**Provided data:**
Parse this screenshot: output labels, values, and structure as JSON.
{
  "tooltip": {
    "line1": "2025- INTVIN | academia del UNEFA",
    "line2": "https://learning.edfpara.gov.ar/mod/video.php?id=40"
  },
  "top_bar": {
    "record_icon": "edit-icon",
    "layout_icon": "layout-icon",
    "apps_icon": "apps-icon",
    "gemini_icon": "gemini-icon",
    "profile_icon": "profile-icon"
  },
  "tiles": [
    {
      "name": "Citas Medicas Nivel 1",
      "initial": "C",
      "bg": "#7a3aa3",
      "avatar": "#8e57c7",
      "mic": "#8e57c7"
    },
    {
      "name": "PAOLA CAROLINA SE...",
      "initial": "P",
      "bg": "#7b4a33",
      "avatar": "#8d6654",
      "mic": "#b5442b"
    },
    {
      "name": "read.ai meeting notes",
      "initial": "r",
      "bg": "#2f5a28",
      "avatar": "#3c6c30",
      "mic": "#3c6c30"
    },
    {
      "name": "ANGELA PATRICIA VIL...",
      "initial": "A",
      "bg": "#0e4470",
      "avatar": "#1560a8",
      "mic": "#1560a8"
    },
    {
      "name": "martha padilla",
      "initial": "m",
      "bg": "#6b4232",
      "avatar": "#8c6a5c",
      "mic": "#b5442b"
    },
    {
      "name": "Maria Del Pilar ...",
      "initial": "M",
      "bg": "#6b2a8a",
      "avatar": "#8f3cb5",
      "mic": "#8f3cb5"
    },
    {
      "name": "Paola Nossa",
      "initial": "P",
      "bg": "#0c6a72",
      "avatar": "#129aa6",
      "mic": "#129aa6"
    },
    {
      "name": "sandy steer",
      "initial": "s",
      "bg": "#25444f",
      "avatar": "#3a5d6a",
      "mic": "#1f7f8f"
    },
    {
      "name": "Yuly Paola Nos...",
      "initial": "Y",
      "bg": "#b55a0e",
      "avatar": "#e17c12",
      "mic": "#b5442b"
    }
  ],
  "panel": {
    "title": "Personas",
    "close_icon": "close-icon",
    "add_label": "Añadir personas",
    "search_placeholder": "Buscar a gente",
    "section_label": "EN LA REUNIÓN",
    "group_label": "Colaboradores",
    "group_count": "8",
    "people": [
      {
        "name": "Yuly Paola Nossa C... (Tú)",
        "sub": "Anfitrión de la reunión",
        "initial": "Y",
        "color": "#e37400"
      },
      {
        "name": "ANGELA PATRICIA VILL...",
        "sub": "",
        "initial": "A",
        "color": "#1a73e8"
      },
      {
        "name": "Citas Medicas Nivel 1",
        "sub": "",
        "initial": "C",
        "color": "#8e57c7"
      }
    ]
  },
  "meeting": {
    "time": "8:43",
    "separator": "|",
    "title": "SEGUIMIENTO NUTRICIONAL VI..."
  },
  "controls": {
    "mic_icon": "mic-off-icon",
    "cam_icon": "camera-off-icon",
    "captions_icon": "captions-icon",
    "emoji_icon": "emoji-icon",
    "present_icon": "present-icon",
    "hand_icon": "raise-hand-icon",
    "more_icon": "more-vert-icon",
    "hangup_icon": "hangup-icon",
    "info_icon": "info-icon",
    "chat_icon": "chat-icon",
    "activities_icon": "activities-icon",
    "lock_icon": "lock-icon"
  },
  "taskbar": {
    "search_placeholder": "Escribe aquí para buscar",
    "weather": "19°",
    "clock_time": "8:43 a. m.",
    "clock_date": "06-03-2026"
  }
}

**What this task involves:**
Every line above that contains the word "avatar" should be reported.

**Answer:**
      "avatar": "#8e57c7",
      "avatar": "#8d6654",
      "avatar": "#3c6c30",
      "avatar": "#1560a8",
      "avatar": "#8c6a5c",
      "avatar": "#8f3cb5",
      "avatar": "#129aa6",
      "avatar": "#3a5d6a",
      "avatar": "#e17c12",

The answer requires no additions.